**Exercise prompt**. Return each line of the listing that follows in which the string "ITmedia" can be found.

**Data section**.
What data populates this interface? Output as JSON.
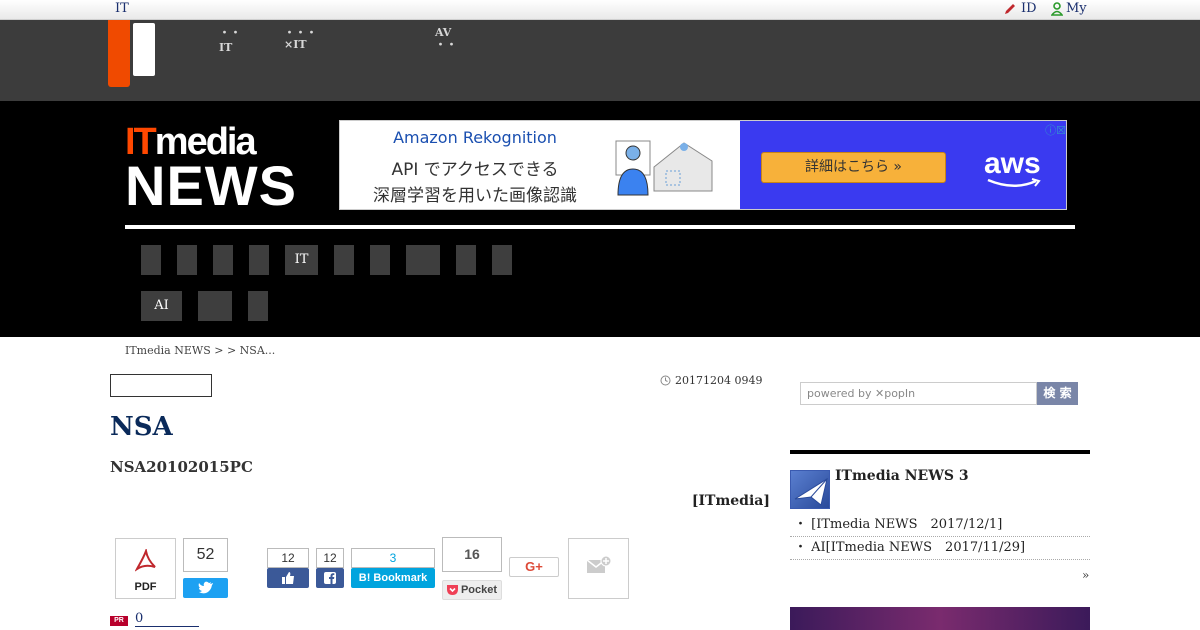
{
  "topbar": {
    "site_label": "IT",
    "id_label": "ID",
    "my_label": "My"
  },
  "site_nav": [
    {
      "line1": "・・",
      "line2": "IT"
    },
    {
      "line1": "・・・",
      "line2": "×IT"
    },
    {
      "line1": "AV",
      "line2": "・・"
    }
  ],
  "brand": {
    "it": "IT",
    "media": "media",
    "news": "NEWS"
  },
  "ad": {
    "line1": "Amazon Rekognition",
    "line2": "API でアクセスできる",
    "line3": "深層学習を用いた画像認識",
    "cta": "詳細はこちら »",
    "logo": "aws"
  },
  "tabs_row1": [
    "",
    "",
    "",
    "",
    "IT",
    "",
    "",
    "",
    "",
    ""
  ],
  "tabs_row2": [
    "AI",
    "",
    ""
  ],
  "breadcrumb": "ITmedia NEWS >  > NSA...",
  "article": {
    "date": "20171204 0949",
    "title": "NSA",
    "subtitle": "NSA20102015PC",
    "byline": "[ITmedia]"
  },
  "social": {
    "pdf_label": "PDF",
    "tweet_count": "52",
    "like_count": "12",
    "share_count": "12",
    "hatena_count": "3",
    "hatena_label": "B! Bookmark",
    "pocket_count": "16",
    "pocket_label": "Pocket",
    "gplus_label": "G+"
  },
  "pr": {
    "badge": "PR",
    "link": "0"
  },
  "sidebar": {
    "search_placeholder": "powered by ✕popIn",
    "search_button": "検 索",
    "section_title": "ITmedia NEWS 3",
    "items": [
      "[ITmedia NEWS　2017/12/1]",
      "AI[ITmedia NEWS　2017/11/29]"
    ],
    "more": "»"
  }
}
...
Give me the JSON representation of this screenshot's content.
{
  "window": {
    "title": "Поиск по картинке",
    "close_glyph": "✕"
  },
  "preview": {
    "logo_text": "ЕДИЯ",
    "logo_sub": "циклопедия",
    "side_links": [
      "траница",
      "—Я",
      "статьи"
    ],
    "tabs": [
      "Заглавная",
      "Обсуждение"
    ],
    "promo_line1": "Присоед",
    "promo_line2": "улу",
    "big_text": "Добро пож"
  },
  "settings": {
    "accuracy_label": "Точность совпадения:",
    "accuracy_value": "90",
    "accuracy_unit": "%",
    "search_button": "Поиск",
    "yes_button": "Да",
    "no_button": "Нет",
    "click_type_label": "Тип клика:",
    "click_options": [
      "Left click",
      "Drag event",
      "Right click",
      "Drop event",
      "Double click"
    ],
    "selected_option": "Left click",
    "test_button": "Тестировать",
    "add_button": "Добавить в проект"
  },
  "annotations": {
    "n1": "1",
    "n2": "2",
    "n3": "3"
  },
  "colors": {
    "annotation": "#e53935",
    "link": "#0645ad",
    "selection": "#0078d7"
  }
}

**Response**.
  "breadcrumb": "ITmedia NEWS >  > NSA...",
    "byline": "[ITmedia]"
    "section_title": "ITmedia NEWS 3",
      "[ITmedia NEWS　2017/12/1]",
      "AI[ITmedia NEWS　2017/11/29]"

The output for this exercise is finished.